TO DO
All records should be reproduced verbatim.

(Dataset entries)
* * *

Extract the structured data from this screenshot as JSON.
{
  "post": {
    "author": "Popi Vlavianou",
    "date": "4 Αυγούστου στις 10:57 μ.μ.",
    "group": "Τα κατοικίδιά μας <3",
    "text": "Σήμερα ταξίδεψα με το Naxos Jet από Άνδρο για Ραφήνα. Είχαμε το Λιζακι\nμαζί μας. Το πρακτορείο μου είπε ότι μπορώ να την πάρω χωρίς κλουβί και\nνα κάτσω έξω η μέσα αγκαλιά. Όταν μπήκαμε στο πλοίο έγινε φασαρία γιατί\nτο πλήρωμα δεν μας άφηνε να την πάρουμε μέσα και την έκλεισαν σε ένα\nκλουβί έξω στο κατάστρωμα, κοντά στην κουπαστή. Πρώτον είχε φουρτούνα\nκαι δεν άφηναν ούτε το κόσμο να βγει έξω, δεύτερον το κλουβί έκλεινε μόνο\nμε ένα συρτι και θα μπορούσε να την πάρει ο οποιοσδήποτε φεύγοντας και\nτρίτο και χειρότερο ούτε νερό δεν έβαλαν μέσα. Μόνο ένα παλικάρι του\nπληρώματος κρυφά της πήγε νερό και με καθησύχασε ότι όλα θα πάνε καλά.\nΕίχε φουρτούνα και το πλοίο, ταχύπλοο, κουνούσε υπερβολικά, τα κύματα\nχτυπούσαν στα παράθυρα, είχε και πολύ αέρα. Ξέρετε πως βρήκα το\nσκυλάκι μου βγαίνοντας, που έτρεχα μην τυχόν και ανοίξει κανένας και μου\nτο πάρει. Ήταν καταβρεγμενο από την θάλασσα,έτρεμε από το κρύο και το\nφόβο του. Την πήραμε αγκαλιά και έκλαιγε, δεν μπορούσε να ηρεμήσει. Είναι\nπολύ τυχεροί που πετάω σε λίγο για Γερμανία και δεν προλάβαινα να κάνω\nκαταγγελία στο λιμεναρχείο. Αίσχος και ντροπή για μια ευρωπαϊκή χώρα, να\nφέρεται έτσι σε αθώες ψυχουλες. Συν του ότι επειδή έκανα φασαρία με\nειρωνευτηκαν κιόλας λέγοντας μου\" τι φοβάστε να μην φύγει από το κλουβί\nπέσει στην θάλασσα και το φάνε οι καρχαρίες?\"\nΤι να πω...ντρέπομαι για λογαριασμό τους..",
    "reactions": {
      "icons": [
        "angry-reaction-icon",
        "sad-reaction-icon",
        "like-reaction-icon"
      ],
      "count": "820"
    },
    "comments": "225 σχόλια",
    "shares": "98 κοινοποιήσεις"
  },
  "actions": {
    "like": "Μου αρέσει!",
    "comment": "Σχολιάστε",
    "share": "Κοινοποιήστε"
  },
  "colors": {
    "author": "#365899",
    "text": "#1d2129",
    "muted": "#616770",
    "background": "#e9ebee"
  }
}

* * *

OUTPUT FOR THIS TASK
Extract the structured data from this screenshot as JSON.
{
  "post": {
    "author": "Popi Vlavianou",
    "date": "4 Αυγούστου στις 10:57 μ.μ.",
    "group": "Τα κατοικίδιά μας <3",
    "text": "Σήμερα ταξίδεψα με το Naxos Jet από Άνδρο για Ραφήνα. Είχαμε το Λιζακι\nμαζί μας. Το πρακτορείο μου είπε ότι μπορώ να την πάρω χωρίς κλουβί και\nνα κάτσω έξω η μέσα αγκαλιά. Όταν μπήκαμε στο πλοίο έγινε φασαρία γιατί\nτο πλήρωμα δεν μας άφηνε να την πάρουμε μέσα και την έκλεισαν σε ένα\nκλουβί έξω στο κατάστρωμα, κοντά στην κουπαστή. Πρώτον είχε φουρτούνα\nκαι δεν άφηναν ούτε το κόσμο να βγει έξω, δεύτερον το κλουβί έκλεινε μόνο\nμε ένα συρτι και θα μπορούσε να την πάρει ο οποιοσδήποτε φεύγοντας και\nτρίτο και χειρότερο ούτε νερό δεν έβαλαν μέσα. Μόνο ένα παλικάρι του\nπληρώματος κρυφά της πήγε νερό και με καθησύχασε ότι όλα θα πάνε καλά.\nΕίχε φουρτούνα και το πλοίο, ταχύπλοο, κουνούσε υπερβολικά, τα κύματα\nχτυπούσαν στα παράθυρα, είχε και πολύ αέρα. Ξέρετε πως βρήκα το\nσκυλάκι μου βγαίνοντας, που έτρεχα μην τυχόν και ανοίξει κανένας και μου\nτο πάρει. Ήταν καταβρεγμενο από την θάλασσα,έτρεμε από το κρύο και το\nφόβο του. Την πήραμε αγκαλιά και έκλαιγε, δεν μπορούσε να ηρεμήσει. Είναι\nπολύ τυχεροί που πετάω σε λίγο για Γερμανία και δεν προλάβαινα να κάνω\nκαταγγελία στο λιμεναρχείο. Αίσχος και ντροπή για μια ευρωπαϊκή χώρα, να\nφέρεται έτσι σε αθώες ψυχουλες. Συν του ότι επειδή έκανα φασαρία με\nειρωνευτηκαν κιόλας λέγοντας μου\" τι φοβάστε να μην φύγει από το κλουβί\nπέσει στην θάλασσα και το φάνε οι καρχαρίες?\"\nΤι να πω...ντρέπομαι για λογαριασμό τους..",
    "reactions": {
      "icons": [
        "angry-reaction-icon",
        "sad-reaction-icon",
        "like-reaction-icon"
      ],
      "count": "820"
    },
    "comments": "225 σχόλια",
    "shares": "98 κοινοποιήσεις"
  },
  "actions": {
    "like": "Μου αρέσει!",
    "comment": "Σχολιάστε",
    "share": "Κοινοποιήστε"
  },
  "colors": {
    "author": "#365899",
    "text": "#1d2129",
    "muted": "#616770",
    "background": "#e9ebee"
  }
}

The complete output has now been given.